- [Study material]:
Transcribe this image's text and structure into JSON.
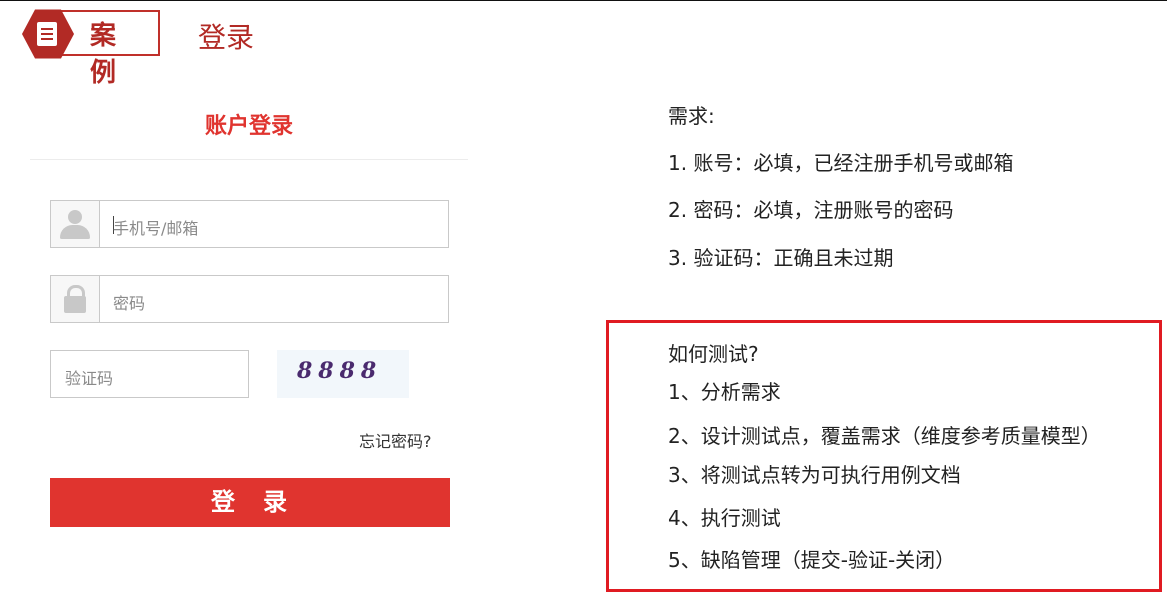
{
  "header": {
    "badge_text": "案例",
    "title": "登录"
  },
  "login": {
    "title": "账户登录",
    "account_placeholder": "手机号/邮箱",
    "password_placeholder": "密码",
    "captcha_placeholder": "验证码",
    "captcha_code": "8888",
    "forgot_link": "忘记密码?",
    "submit_label": "登　录"
  },
  "requirements": {
    "title": "需求:",
    "items": [
      "1.   账号：必填，已经注册手机号或邮箱",
      "2.   密码：必填，注册账号的密码",
      "3.   验证码：正确且未过期"
    ]
  },
  "how_to_test": {
    "title": "如何测试?",
    "items": [
      "1、分析需求",
      "2、设计测试点，覆盖需求（维度参考质量模型）",
      "3、将测试点转为可执行用例文档",
      "4、执行测试",
      "5、缺陷管理（提交-验证-关闭）"
    ]
  },
  "icons": {
    "badge": "document-icon",
    "account": "user-icon",
    "password": "lock-icon"
  },
  "colors": {
    "brand_red": "#b22a25",
    "button_red": "#e0342f",
    "highlight_border": "#e01b22"
  }
}
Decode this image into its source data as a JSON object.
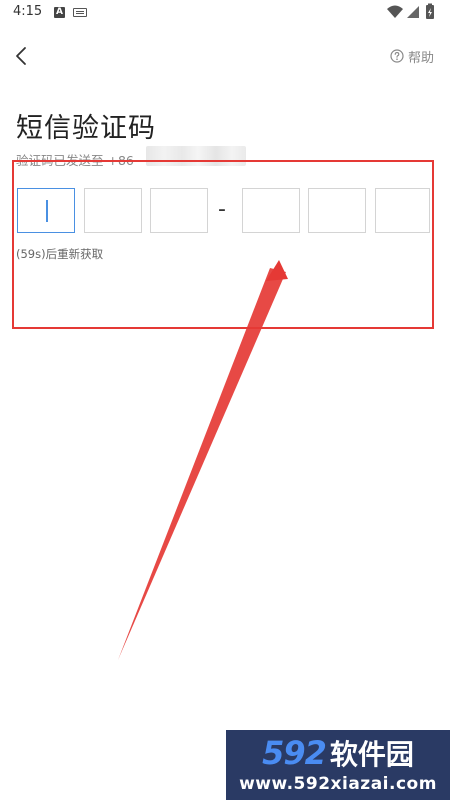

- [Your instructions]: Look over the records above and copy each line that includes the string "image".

- [Solution]:
Transcribe this image's text and structure into JSON.
Decode this image into its source data as a JSON object.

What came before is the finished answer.